[Items from a data source]
________
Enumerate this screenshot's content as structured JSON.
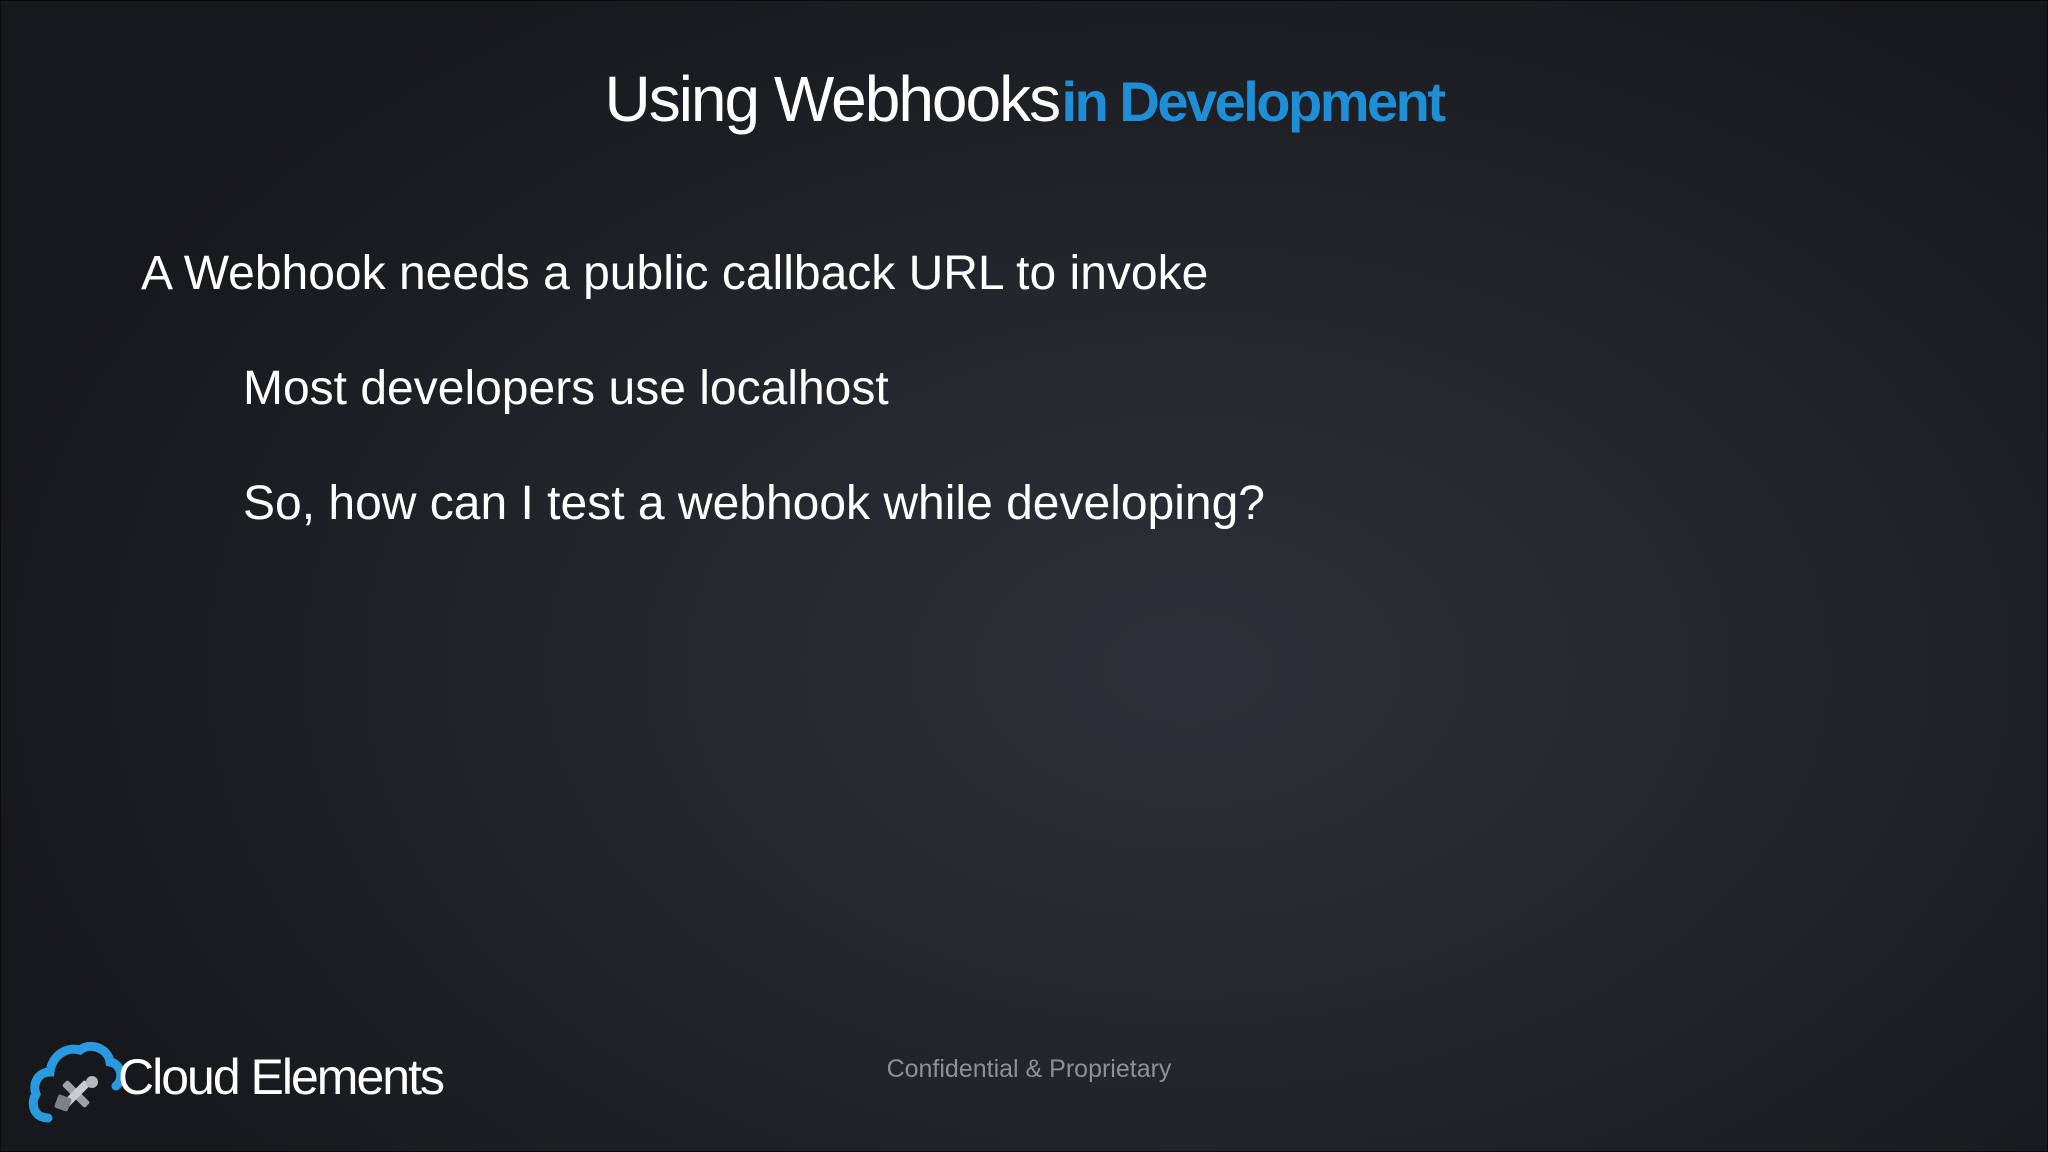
{
  "slide": {
    "title_main": "Using Webhooks",
    "title_accent": "in Development",
    "bullets": [
      "A Webhook needs a public callback URL to invoke",
      "Most developers use localhost",
      "So, how can I test a webhook while developing?"
    ],
    "footer": "Confidential & Proprietary"
  },
  "logo": {
    "name": "Cloud Elements",
    "icon": "cloud-elements-logo-icon"
  },
  "colors": {
    "accent": "#1e8fd6",
    "background": "#26292f",
    "text": "#ffffff",
    "footer_text": "#8d9097"
  }
}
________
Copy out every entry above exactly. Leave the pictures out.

• **RESULT BELOW**:
Enumerate this screenshot's content as structured JSON.
{
  "slide": {
    "title_main": "Using Webhooks",
    "title_accent": "in Development",
    "bullets": [
      "A Webhook needs a public callback URL to invoke",
      "Most developers use localhost",
      "So, how can I test a webhook while developing?"
    ],
    "footer": "Confidential & Proprietary"
  },
  "logo": {
    "name": "Cloud Elements",
    "icon": "cloud-elements-logo-icon"
  },
  "colors": {
    "accent": "#1e8fd6",
    "background": "#26292f",
    "text": "#ffffff",
    "footer_text": "#8d9097"
  }
}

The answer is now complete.